*** Data section ***

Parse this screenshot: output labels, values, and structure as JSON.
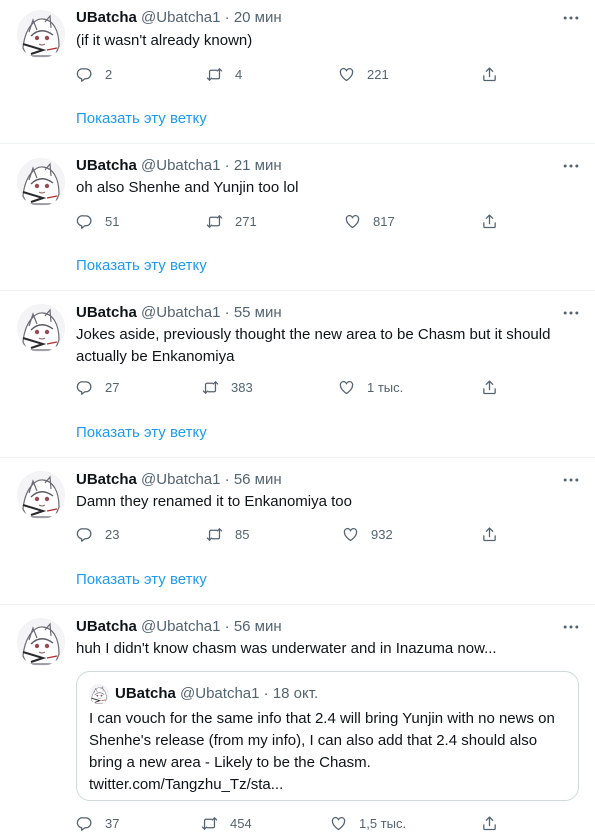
{
  "tweets": [
    {
      "name": "UBatcha",
      "handle": "@Ubatcha1",
      "dot": "·",
      "time": "20 мин",
      "text": "(if it wasn't already known)",
      "replies": "2",
      "retweets": "4",
      "likes": "221",
      "thread_link": "Показать эту ветку"
    },
    {
      "name": "UBatcha",
      "handle": "@Ubatcha1",
      "dot": "·",
      "time": "21 мин",
      "text": "oh also Shenhe and Yunjin too lol",
      "replies": "51",
      "retweets": "271",
      "likes": "817",
      "thread_link": "Показать эту ветку"
    },
    {
      "name": "UBatcha",
      "handle": "@Ubatcha1",
      "dot": "·",
      "time": "55 мин",
      "text": "Jokes aside, previously thought the new area to be Chasm but it should actually be Enkanomiya",
      "replies": "27",
      "retweets": "383",
      "likes": "1 тыс.",
      "thread_link": "Показать эту ветку"
    },
    {
      "name": "UBatcha",
      "handle": "@Ubatcha1",
      "dot": "·",
      "time": "56 мин",
      "text": "Damn they renamed it to Enkanomiya too",
      "replies": "23",
      "retweets": "85",
      "likes": "932",
      "thread_link": "Показать эту ветку"
    },
    {
      "name": "UBatcha",
      "handle": "@Ubatcha1",
      "dot": "·",
      "time": "56 мин",
      "text": "huh I didn't know chasm was underwater and in Inazuma now...",
      "replies": "37",
      "retweets": "454",
      "likes": "1,5 тыс.",
      "quote": {
        "name": "UBatcha",
        "handle": "@Ubatcha1",
        "dot": "·",
        "time": "18 окт.",
        "text": "I can vouch for the same info that 2.4 will bring Yunjin with no news on Shenhe's release (from my info), I can also add that 2.4 should also bring a new area - Likely to be the Chasm. twitter.com/Tangzhu_Tz/sta..."
      }
    }
  ],
  "icons": {
    "reply": "reply-icon",
    "retweet": "retweet-icon",
    "like": "heart-icon",
    "share": "share-icon",
    "more": "more-icon"
  },
  "colors": {
    "link": "#1d9bf0",
    "secondary_text": "#536471",
    "divider": "#eff3f4"
  }
}
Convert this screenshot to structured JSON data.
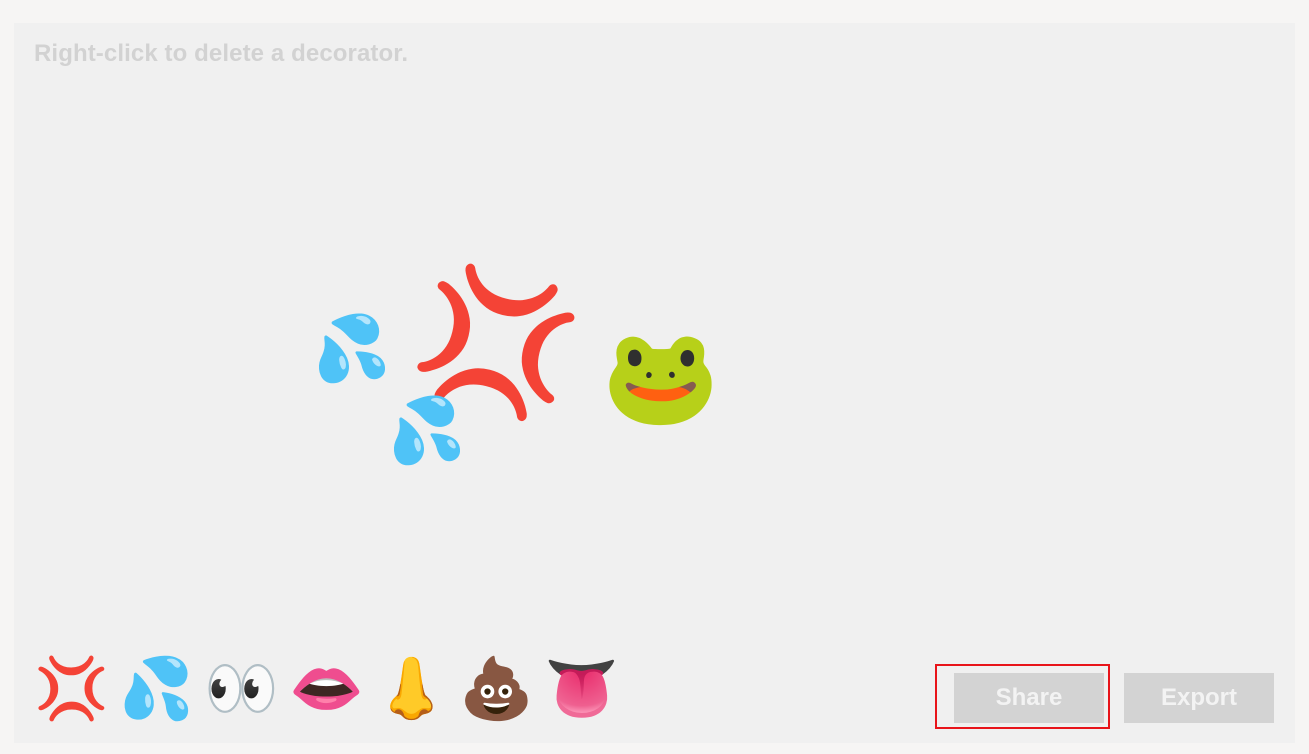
{
  "hint": "Right-click to delete a decorator.",
  "placed_decorators": [
    {
      "name": "sweat-droplets-icon",
      "glyph": "💦"
    },
    {
      "name": "anger-symbol-icon",
      "glyph": "💢"
    },
    {
      "name": "sweat-droplets-icon",
      "glyph": "💦"
    },
    {
      "name": "frog-face-icon",
      "glyph": "🐸"
    }
  ],
  "palette": [
    {
      "name": "anger-symbol-icon",
      "glyph": "💢"
    },
    {
      "name": "sweat-droplets-icon",
      "glyph": "💦"
    },
    {
      "name": "eyes-icon",
      "glyph": "👀"
    },
    {
      "name": "mouth-icon",
      "glyph": "👄"
    },
    {
      "name": "nose-icon",
      "glyph": "👃"
    },
    {
      "name": "pile-of-poo-icon",
      "glyph": "💩"
    },
    {
      "name": "tongue-icon",
      "glyph": "👅"
    }
  ],
  "buttons": {
    "share": "Share",
    "export": "Export"
  },
  "colors": {
    "highlight": "#e8141a",
    "button_bg": "#d3d3d3"
  }
}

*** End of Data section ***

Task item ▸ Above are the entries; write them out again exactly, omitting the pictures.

Result of this task ▸
Parse this screenshot: output labels, values, and structure as JSON.
{
  "tweets": [
    {
      "name": "UBatcha",
      "handle": "@Ubatcha1",
      "dot": "·",
      "time": "20 мин",
      "text": "(if it wasn't already known)",
      "replies": "2",
      "retweets": "4",
      "likes": "221",
      "thread_link": "Показать эту ветку"
    },
    {
      "name": "UBatcha",
      "handle": "@Ubatcha1",
      "dot": "·",
      "time": "21 мин",
      "text": "oh also Shenhe and Yunjin too lol",
      "replies": "51",
      "retweets": "271",
      "likes": "817",
      "thread_link": "Показать эту ветку"
    },
    {
      "name": "UBatcha",
      "handle": "@Ubatcha1",
      "dot": "·",
      "time": "55 мин",
      "text": "Jokes aside, previously thought the new area to be Chasm but it should actually be Enkanomiya",
      "replies": "27",
      "retweets": "383",
      "likes": "1 тыс.",
      "thread_link": "Показать эту ветку"
    },
    {
      "name": "UBatcha",
      "handle": "@Ubatcha1",
      "dot": "·",
      "time": "56 мин",
      "text": "Damn they renamed it to Enkanomiya too",
      "replies": "23",
      "retweets": "85",
      "likes": "932",
      "thread_link": "Показать эту ветку"
    },
    {
      "name": "UBatcha",
      "handle": "@Ubatcha1",
      "dot": "·",
      "time": "56 мин",
      "text": "huh I didn't know chasm was underwater and in Inazuma now...",
      "replies": "37",
      "retweets": "454",
      "likes": "1,5 тыс.",
      "quote": {
        "name": "UBatcha",
        "handle": "@Ubatcha1",
        "dot": "·",
        "time": "18 окт.",
        "text": "I can vouch for the same info that 2.4 will bring Yunjin with no news on Shenhe's release (from my info), I can also add that 2.4 should also bring a new area - Likely to be the Chasm. twitter.com/Tangzhu_Tz/sta..."
      }
    }
  ],
  "icons": {
    "reply": "reply-icon",
    "retweet": "retweet-icon",
    "like": "heart-icon",
    "share": "share-icon",
    "more": "more-icon"
  },
  "colors": {
    "link": "#1d9bf0",
    "secondary_text": "#536471",
    "divider": "#eff3f4"
  }
}
Convert this screenshot to structured JSON data.
{
  "hint": "Right-click to delete a decorator.",
  "placed_decorators": [
    {
      "name": "sweat-droplets-icon",
      "glyph": "💦"
    },
    {
      "name": "anger-symbol-icon",
      "glyph": "💢"
    },
    {
      "name": "sweat-droplets-icon",
      "glyph": "💦"
    },
    {
      "name": "frog-face-icon",
      "glyph": "🐸"
    }
  ],
  "palette": [
    {
      "name": "anger-symbol-icon",
      "glyph": "💢"
    },
    {
      "name": "sweat-droplets-icon",
      "glyph": "💦"
    },
    {
      "name": "eyes-icon",
      "glyph": "👀"
    },
    {
      "name": "mouth-icon",
      "glyph": "👄"
    },
    {
      "name": "nose-icon",
      "glyph": "👃"
    },
    {
      "name": "pile-of-poo-icon",
      "glyph": "💩"
    },
    {
      "name": "tongue-icon",
      "glyph": "👅"
    }
  ],
  "buttons": {
    "share": "Share",
    "export": "Export"
  },
  "colors": {
    "highlight": "#e8141a",
    "button_bg": "#d3d3d3"
  }
}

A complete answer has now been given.